Description of the task ::
Only lines holding the word "What" are wanted from the records; copy all of them.

· · · · ·

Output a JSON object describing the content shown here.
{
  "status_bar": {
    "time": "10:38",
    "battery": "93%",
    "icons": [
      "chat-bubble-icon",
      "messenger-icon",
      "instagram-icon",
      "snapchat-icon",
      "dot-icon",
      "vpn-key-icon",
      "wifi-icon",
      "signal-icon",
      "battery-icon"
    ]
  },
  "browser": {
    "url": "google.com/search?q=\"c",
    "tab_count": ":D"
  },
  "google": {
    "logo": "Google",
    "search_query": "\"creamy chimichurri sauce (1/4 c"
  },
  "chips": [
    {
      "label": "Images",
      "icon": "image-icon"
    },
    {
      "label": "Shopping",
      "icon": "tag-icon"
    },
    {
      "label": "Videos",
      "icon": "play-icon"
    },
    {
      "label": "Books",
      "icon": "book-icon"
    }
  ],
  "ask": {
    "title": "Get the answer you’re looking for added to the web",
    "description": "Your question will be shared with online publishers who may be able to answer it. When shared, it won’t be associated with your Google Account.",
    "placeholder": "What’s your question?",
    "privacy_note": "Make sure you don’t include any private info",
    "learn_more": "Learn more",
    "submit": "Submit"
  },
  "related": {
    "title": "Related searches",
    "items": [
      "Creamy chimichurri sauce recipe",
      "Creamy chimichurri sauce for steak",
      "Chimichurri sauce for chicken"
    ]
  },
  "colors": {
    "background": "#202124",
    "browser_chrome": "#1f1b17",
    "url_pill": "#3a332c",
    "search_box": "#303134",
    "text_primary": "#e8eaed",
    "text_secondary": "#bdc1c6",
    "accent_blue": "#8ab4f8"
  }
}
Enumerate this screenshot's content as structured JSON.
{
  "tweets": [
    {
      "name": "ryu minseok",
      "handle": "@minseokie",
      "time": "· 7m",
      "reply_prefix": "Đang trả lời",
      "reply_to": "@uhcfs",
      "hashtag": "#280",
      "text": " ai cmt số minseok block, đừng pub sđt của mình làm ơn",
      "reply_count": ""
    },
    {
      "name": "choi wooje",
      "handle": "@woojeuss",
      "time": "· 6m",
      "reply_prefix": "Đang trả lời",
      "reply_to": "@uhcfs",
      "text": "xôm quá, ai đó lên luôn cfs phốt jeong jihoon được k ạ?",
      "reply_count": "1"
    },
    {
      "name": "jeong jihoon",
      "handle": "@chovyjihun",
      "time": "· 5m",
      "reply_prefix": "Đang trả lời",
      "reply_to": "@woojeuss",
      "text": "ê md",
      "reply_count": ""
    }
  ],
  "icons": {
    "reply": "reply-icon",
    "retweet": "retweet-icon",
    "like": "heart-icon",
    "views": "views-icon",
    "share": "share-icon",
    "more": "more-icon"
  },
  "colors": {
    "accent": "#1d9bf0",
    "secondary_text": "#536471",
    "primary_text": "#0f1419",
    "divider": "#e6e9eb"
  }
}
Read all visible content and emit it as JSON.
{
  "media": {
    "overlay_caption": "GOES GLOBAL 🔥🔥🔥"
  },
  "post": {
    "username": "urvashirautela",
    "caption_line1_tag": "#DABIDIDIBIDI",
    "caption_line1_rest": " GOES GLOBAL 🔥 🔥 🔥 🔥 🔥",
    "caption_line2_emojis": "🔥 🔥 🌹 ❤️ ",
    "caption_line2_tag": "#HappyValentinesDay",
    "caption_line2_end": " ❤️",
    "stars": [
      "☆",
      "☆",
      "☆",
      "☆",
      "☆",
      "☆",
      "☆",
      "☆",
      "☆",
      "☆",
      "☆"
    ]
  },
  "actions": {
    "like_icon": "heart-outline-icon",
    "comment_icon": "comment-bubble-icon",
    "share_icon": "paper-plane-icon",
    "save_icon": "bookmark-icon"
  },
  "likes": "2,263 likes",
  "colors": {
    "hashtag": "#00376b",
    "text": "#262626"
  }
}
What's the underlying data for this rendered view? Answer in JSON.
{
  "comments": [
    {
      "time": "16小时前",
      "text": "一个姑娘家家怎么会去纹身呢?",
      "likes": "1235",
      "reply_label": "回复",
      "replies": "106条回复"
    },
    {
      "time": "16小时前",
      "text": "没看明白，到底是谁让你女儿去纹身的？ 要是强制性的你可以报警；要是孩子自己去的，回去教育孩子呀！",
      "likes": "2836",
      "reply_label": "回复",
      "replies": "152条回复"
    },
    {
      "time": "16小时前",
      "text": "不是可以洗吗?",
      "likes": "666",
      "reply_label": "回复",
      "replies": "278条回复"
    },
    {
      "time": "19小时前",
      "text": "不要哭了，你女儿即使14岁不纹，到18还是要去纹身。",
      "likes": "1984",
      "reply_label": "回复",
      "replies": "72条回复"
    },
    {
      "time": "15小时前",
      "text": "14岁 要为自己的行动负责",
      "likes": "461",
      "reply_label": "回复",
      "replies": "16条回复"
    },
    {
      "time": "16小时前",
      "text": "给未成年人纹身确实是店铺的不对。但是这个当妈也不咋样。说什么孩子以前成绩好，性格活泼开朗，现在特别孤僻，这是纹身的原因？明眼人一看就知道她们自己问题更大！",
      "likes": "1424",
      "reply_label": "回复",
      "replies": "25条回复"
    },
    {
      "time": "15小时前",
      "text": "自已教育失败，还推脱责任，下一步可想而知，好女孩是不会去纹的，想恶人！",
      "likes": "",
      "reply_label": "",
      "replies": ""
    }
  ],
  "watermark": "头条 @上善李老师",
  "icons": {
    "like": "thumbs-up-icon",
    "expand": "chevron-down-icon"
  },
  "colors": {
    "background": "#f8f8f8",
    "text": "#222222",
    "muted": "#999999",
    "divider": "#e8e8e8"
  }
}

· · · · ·

Written solution ::
    "placeholder": "What’s your question?",
What's the underlying data for this rendered view? Answer in JSON.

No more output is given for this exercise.